Ten days after his Oct. 12 surgery, President Ronald J. Daniels sent a broadcast message to faculty, staff and students to update them on his physical condition, medical prognosis and activities on the university’s behalf.

“My recovery is progressing well and I am slowly, but surely, starting to feel much better,” he wrote from his Nichols House residence, where he has been since leaving the hospital on Oct. 19. “Yesterday, Provost [Lloyd] Minor and I took a long early morning victory lap through the Homewood campus and I talked with a number of senior leaders on and off campus. Today, I continue to have conversations with university administrators on various issues. I will be doing my best to balance my doctors’ insistence on a good, long recovery with my constitutional inability to remain at rest for very long. This will be a challenge. While I will not return to work full time until sometime in December, I am, and will continue to be, engaged with the university on core strategic and operational issues.”

Daniels’ surgery, which took place at The Johns Hopkins Hospital, was performed by a team led by Richard Schulick, the John L. Cameron, M.D., Professor for Alimentary Tract Diseases in the School of Medicine.
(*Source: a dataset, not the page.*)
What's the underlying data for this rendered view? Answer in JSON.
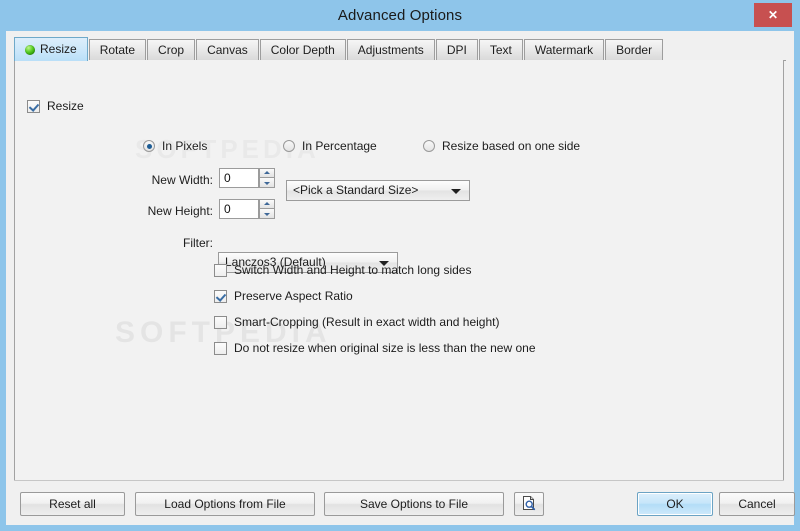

To access a mass next to Daniels’ pancreas, the surgeons performed a Whipple procedure, during which part of his pancreas was removed.

In his message last week, Daniels explained that while the Whipple procedure is often used for the removal of pancreatic tumors, which he did not have, it is also used to remove other tumors in the gastrointestinal system.

Daniels said that his pathology report, which he had indicated he would share with the Johns Hopkins community, was now complete, “and the news is very good.” He said that the report identified a rare type of tumor in the intestine (duodenum) that is technically called a gastrointestinal stromal tumor. “In my case, fortunately, the pathologists reported that the tumor was of ‘low malignant potential,’ a category in which the vast majority of patients are cured following surgery alone,” he wrote.

His doctors, he said, told him that the tumor had been identified early, that it was still small and completely localized, and that it was fully removed. “As a consequence,” Daniels said, “there is no need for further therapy. Therefore, my goal is straightforward: recover fully from the surgery. And, of course, more generally, the outlook is the same as when I last communicated with you [following the surgery]: My prognosis is excellent.”

Since his surgery, Daniels has been in frequent contact with senior leadership, including Provost Minor, who has been managing the business of the university on a day-by-day basis and standing in for him as needed.

“I can tell you firsthand that the president is recovering wonderfully,” Minor said. “We have communicated daily since his surgery, and he continues to be very involved in all of the most pressing university matters. Now that he has his BlackBerry back, there’s no stopping him.”